In two other posts (here and here) I’ve written about the problems I’ve been having with my trail shoes and damage to my feet. Choosing shoes for Marathon des Sable is something that is making me think carefully about what I need. I need a comfortable shoe, that is something I can forget about. About 12 years ago I had a pair of Salomon trail shoes that I used for an approach shoe, but never as a running shoe. I remember the last being really comfortable. I had a few reservations about the width of the heel before buying as I’m used to a narrow fell shoe and the Crossmax is more like a road shoe. I picked a mixed 8 miles for my first run in the neutral version of the shoe. About 3 miles of tarmac, 2 miles of forest track and about 3 miles of singletrack. It was wet, really wet. So wet that the area made the news for evacuations due to flooding. The quicklace system tighten the sensifit system, is a quick system, There is quite a lot of lace on the system, but it all tucks away nicely into the lace pocket. I’d say on the sizing that this shoe comes up a bit smaller than I’m used to, but not to a point of being uncomfortable.
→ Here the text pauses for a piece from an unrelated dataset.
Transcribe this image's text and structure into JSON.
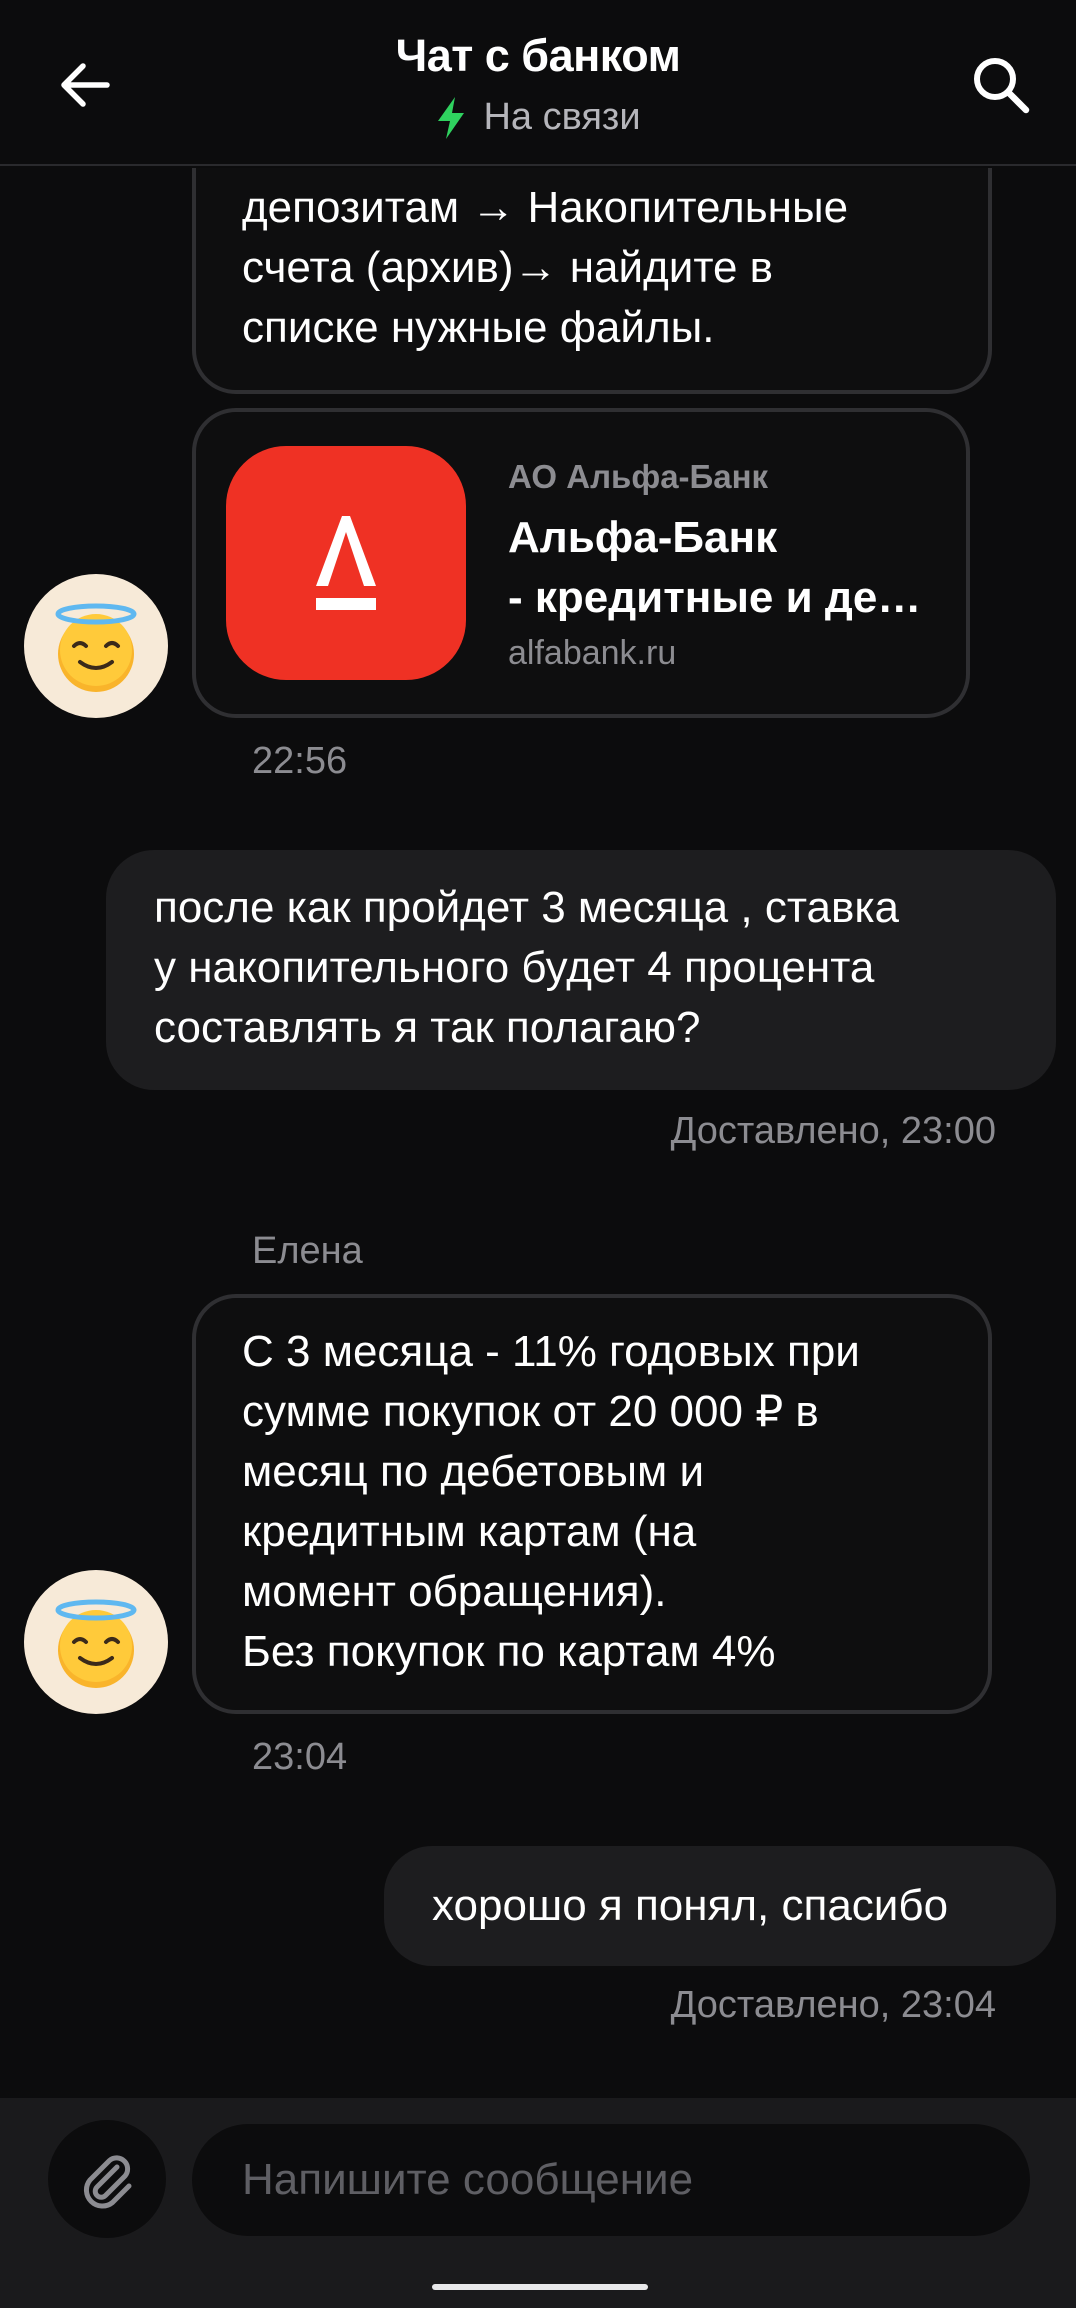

I think I’d pick a metric size up next time round. Out the door and into a slow warm up on the road. The shoes feel exactly like a road shoe, Good cushining and light and it wasn’t wrong before I wasn’t thinking about the shoe at all. After a little climb up to the start of the fire trails, nothing really changed, the sole unit has enough protection that big rocks don;t penetrate at all, making for a comfy ride. The singletrack starts with a downhill that loses about 100m in 500m, and here I was thinking about the shoe again. The reason is that trail shoes always have a lower profile tread pattern and I was expecting to slip and slide a bit on the really wet top surface on the singletrack. Pretty quickly I built confidence in the sole and it was biting nice through and finding loads of grip. I quickly got back to picking lines and not thinking about the shoe. So first impressions- the Salomon XR Crossmax Neutral trail shoe is pretty forgetable, and that is a massive compliment! I’ve added the shoe into my miCoach so I’ll be able to keep an accurate log of the distance I do with the shoe.